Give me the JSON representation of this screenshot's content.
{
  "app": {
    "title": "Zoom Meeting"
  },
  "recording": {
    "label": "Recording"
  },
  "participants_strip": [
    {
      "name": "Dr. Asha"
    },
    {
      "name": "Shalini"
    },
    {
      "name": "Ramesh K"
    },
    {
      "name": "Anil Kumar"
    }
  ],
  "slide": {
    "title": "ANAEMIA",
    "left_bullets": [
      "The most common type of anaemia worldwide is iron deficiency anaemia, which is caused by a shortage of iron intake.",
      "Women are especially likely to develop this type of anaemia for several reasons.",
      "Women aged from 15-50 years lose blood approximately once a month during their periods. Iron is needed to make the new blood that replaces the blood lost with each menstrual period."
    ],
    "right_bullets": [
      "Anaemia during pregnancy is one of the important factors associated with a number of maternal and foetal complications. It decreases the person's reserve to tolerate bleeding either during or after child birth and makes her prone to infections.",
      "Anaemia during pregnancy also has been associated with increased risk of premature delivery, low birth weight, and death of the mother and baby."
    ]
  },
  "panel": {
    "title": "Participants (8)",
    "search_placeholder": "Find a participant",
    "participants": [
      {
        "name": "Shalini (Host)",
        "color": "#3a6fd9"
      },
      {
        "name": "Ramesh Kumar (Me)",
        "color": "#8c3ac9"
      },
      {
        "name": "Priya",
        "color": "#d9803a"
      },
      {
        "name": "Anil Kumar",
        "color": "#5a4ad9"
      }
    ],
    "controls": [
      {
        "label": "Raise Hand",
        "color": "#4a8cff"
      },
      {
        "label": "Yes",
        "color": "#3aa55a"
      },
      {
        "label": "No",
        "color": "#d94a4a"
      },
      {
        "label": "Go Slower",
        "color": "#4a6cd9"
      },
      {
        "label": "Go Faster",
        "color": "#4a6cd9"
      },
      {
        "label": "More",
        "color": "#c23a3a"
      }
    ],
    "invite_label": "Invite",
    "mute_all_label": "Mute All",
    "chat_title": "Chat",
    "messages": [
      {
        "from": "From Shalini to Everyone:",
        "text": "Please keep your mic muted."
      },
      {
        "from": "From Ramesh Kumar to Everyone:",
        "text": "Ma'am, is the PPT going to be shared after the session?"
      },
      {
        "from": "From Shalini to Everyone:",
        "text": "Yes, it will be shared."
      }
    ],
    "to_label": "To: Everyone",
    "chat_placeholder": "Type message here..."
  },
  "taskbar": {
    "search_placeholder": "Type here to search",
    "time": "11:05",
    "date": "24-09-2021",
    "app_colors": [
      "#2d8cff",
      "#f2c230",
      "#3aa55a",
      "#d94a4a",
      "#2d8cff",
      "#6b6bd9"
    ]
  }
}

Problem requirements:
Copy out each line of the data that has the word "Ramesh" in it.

Solution for this problem:
      "name": "Ramesh K"
        "name": "Ramesh Kumar (Me)",
        "from": "From Ramesh Kumar to Everyone:",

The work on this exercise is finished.